William (“Bill”) Storer (25 January 1867 – 28 February 1912) was an English footballer and a cricketer who played six Tests from 1897 to 1899, played first-class cricket for Derbyshire from 1887 to 1905 and played football for Derby County. He scored nearly 13,000 runs for Derbyshire and achieved over 430 dismissals from behind the stumps.

Storer was born at Ripley, Derbyshire, the son of John Storer, an engine smith, and his wife Elizabeth. In 1881 the family were living at Butterley Hill and he was a turner’s apprentice.

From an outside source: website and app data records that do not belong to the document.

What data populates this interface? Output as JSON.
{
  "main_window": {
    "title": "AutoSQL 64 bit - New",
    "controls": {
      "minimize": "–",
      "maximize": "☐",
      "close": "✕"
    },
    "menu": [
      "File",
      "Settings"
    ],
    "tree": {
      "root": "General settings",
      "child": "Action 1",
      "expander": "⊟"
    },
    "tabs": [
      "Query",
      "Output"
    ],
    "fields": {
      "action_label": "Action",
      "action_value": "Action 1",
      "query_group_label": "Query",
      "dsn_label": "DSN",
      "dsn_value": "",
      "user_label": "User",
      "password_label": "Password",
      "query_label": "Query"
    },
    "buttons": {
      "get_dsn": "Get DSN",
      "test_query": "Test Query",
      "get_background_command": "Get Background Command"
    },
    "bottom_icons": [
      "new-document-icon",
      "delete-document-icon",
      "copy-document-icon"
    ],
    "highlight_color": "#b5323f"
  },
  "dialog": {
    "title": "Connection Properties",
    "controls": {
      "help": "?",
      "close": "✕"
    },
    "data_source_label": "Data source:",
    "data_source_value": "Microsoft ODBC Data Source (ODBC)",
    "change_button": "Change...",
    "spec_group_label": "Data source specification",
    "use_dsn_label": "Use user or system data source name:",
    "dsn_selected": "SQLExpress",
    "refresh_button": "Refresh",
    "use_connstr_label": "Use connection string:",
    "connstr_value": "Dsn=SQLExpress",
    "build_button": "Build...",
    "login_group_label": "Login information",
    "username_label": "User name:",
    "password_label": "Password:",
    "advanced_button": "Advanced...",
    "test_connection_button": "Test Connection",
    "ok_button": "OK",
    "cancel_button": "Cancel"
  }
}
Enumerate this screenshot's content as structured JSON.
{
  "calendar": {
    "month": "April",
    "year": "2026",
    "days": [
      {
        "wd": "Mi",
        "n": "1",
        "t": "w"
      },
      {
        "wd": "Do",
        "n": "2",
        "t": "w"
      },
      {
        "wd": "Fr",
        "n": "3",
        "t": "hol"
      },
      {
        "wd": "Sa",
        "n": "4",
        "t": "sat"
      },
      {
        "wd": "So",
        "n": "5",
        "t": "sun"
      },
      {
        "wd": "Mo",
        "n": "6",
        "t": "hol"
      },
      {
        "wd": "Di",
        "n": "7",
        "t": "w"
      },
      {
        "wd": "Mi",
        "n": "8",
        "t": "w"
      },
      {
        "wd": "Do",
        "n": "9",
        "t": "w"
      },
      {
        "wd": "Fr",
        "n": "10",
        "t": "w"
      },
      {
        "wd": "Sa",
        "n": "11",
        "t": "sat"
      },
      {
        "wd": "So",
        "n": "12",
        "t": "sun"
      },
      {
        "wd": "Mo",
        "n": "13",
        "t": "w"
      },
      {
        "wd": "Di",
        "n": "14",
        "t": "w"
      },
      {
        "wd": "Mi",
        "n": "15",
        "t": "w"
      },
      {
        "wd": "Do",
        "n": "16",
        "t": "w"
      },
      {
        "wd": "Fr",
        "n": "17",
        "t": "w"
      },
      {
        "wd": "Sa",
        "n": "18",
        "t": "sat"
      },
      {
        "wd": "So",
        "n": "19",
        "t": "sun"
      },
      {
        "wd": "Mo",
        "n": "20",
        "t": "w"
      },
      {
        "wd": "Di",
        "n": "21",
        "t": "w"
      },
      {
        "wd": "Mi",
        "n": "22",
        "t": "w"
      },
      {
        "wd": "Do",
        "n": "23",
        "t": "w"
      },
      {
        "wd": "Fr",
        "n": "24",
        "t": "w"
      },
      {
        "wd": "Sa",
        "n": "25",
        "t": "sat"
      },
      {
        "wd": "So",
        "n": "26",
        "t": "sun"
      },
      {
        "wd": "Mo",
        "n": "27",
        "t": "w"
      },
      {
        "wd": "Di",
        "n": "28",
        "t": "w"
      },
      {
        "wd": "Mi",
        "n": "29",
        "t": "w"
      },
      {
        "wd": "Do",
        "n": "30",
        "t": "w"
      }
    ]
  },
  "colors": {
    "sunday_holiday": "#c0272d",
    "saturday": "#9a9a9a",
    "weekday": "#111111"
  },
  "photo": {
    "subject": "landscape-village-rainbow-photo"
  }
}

Storer was a specialist wicket keeper who was reputed to stand up to the wicket against fast bowlers. He was also a highly skilled batsman at a time when wicket-keeper batsmen were rare and twice averaged over fifty in a season. His first-class record of 216 not out came against Leicestershire in the 1899 season and he was the first professional to score two hundreds, against a strong Yorkshire side, in a match. He was also a competent leg spinner, taking 232 first-class wickets at 33.89. Storer also appeared for London County.

Storer toured Australia for England, making his debut in the 1897 Test at Sydney and played against the tourists at home, his last Test coming at Trent Bridge in 1899 when he was also named a Wisden cricketer of the year. His Test appearances were limited by the selectors preference for Dick Lilley.

Storer was ‘serverly reprimanded’ for ‘objectionable language’ during the 1898 test where he was overheard to say “You are a cheat, and you know it”, during the luncheon on the final day of the 5th test match at the Sydney Cricket Ground.

Storer died in Derby at the age of 45. His brother Harry Storer also played cricket for Derbyshire and football for Derby County.